The 2017 ground gravity survey results are provided as a Bouguer gravity map (milligals) on the Purepoint website.
Originally covering over 60,000 hectares, the Umfreville Project has been refined to the most prospective target areas using results from airborne gravity, magnetic and electromagnetic surveys. The project sits on the North-East rim of the Athabasca Basin and lies over a series of cross-cutting faults which are typical mineralization settings. Geophysical signatures interpreted as being representative of hydrothermal alteration coincident with anomalous uranium-in-soil geochemistry have been isolated. The Umfreville Property covers approximately 4,383 hectares and consists of two mineral claims.
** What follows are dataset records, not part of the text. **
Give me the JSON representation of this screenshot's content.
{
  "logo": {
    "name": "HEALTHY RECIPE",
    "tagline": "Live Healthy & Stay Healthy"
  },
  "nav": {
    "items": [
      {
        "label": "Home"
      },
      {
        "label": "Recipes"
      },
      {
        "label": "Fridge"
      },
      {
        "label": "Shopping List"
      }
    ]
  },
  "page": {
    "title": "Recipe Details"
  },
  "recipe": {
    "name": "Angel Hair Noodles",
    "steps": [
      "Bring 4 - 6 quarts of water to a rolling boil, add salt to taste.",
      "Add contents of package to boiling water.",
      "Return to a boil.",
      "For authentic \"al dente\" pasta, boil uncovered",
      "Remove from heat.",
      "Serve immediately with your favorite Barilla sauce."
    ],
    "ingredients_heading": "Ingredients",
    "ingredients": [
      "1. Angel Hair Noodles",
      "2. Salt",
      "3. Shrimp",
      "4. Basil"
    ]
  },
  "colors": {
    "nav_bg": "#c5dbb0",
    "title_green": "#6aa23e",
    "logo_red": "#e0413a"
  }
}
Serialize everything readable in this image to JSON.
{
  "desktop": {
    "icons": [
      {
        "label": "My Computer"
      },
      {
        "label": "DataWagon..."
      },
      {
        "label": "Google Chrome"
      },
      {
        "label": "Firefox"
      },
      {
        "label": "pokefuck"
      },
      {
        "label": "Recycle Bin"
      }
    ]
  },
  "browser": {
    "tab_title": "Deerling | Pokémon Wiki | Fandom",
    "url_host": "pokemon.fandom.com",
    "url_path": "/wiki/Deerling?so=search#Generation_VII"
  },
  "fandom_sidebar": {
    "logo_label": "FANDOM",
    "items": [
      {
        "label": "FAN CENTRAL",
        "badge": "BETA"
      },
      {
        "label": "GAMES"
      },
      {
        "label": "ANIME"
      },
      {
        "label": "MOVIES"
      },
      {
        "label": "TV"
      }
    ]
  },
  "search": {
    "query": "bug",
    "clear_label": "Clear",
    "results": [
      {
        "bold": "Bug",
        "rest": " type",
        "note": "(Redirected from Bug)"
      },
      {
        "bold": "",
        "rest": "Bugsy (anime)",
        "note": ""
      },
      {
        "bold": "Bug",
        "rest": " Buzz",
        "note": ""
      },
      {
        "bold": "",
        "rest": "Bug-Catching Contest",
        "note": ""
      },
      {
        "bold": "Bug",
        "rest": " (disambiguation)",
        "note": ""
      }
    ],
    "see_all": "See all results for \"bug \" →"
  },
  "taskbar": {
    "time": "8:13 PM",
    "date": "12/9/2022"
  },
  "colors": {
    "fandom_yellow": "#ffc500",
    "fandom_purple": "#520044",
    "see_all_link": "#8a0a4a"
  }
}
Not yet drill tested, the property has undergone a broad array of geophysical and geochemical surveys to delineate high value exploration targets. Initial work in 2005 consisted of a MEGATEM electromagnetic and magnetic survey flown by Fugro Airborne Surveys and the data then processed using a layered-earth inversion program by Condor Consulting. In 2007, Bell Geospace conducted an airborne full tensor gravity gradiometry survey over the property which supported fault systems previously interpreted from magnetic features. During 2010, Terraquest Ltd. flew a High Resolution Aeromagnetic Gradient and XDS VLF-EM Survey over the property providing higher detailed fault and lithologic contact interpretations. Utilizing CAMIRO techniques (a three-year research study utilizing field samples collected from the areas overlying the McClean Lake, Cigar Lake West and Dawn Lake uranium deposits in Saskatchewan’s Athabasca Basin), a systematic geochemical survey was conducted across the property during 2011 with the best geochemical response being returned from the Perching Zone. Infill geochemical sampling was conducted over the Perching Zone during 2012 and 2014.